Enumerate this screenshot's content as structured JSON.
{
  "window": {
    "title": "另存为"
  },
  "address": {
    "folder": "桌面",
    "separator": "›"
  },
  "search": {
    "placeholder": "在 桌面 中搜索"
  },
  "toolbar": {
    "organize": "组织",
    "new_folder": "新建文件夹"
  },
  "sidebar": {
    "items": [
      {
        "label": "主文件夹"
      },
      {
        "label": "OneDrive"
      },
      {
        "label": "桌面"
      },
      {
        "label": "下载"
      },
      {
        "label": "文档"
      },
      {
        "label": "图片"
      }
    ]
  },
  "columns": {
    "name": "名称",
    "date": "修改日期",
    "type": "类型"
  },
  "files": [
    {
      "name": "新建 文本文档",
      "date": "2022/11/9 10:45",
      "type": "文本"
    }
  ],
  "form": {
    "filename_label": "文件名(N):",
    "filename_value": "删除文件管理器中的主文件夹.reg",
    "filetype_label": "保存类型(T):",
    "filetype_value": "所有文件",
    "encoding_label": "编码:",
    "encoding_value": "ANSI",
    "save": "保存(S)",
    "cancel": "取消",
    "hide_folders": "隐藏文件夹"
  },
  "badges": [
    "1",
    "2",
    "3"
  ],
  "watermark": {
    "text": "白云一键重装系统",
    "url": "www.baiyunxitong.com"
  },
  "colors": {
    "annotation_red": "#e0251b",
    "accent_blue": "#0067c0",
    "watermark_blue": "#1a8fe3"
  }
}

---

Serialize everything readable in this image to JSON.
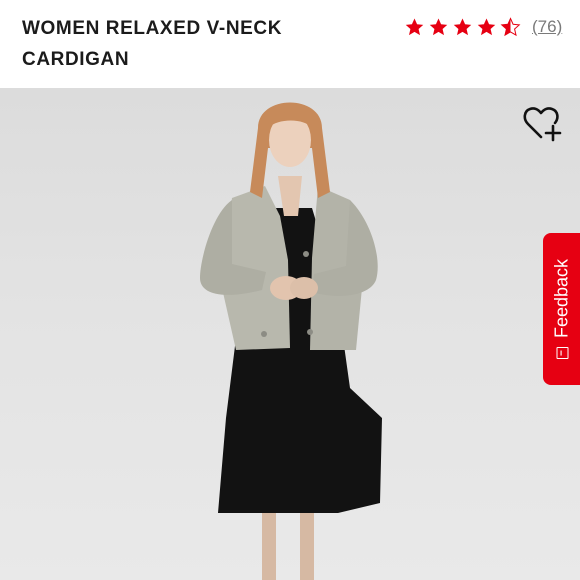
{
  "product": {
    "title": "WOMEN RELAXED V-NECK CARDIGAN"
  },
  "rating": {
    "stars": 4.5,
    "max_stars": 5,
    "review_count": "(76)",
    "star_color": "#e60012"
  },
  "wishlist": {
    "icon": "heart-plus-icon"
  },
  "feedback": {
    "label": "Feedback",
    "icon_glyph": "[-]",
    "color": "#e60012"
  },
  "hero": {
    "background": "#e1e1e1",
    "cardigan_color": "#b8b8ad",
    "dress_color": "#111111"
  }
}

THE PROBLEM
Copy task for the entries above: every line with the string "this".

YOUR SOLUTION
Enumerate this screenshot's content as structured JSON.
Serialize everything readable in this image to JSON.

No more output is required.